Bayesian Nonparametric Spectral Density Estimation Using
B-Spline Priors

Implementation of a Metropolis-within-Gibbs MCMC algorithm to flexibly estimate the spectral density of a stationary time series. The algorithm updates a nonparametric B-spline prior using the Whittle likelihood to produce pseudo-posterior samples and is based on the work presented in Edwards, M.C., Meyer, R. and Christensen, N., Statistics and Computing (2018). .

This package allows the user to flexibly estimate the spectral density of a stationary time series using a Bayesian nonparametric B-spline prior (of any degree). It works particularly well for complicated spectral structures (compared to the Bernstein polynomial prior).

How do I use bsplinePsd?

The primary function gibbs_bspline is straightforward to use. Most of the arguments are defaults (i.e., a noninformative prior). All you need to do is input a numeric vector (your time series), the number of iterations to run the MCMC algorithm for, and the amount of burn-in.

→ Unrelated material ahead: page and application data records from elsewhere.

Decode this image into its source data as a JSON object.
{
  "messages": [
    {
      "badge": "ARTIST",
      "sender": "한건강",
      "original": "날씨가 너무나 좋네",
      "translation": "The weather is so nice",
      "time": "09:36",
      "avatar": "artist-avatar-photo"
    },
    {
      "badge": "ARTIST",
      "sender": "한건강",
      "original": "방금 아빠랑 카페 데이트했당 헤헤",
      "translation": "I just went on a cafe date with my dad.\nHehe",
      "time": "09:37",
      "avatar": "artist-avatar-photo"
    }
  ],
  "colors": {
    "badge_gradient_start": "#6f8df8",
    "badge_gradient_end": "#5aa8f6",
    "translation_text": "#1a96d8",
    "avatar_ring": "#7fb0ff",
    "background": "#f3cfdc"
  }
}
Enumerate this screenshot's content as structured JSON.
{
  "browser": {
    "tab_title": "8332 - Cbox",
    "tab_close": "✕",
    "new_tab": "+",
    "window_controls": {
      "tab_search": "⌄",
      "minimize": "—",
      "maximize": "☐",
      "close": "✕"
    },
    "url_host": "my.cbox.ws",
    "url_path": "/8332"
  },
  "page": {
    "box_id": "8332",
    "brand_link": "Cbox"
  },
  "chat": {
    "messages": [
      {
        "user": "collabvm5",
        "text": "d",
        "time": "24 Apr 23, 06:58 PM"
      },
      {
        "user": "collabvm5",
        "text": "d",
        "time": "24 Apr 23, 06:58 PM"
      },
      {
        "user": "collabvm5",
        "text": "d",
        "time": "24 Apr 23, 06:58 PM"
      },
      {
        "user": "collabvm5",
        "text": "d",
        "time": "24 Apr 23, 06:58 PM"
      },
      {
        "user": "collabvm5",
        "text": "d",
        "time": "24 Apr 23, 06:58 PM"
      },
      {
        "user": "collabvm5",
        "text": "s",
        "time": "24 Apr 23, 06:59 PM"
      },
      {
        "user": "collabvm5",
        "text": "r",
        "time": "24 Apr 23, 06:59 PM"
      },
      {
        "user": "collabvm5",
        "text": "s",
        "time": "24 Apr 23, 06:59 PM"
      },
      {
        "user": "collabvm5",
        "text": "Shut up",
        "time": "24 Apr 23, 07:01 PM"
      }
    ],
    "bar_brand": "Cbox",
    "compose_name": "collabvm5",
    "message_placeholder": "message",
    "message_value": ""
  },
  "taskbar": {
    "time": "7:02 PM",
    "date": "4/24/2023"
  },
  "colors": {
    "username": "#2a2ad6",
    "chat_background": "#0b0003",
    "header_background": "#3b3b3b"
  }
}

How do I get bsplinePsd?

Download from CRAN. Use install.packages("bsplinePsd") in R.

News

bsplinePsd 0.6.0

Have included a scaling/rescaling factor within the code to remove numerical errors when data is close to machine precision.

Have optimised the starting values for the Dirichlet process parameters.

bsplinePsd 0.5.0

Previous versions only allowed the user to use cubic B-spline densities. This version allows the user to choose any degree. Normalising the B-splines now uses a trivial integral formula.

The function gibbs_bspline can now handle odd length time series.

An S3 plot method has been included so the user can easily plot their PSD estimate.

bsplinePsd 0.2.0

Added an argument called k1 in the gibbs_bspline function. This allows the user to specify the starting value for parameter k. If well-chosen, this can speed up convergence significantly. The default is set to 20, which works well on all of the cases I have come across. If missing (NA), then a random integer between degree + 2 and kmax will be selected as the starting value for k.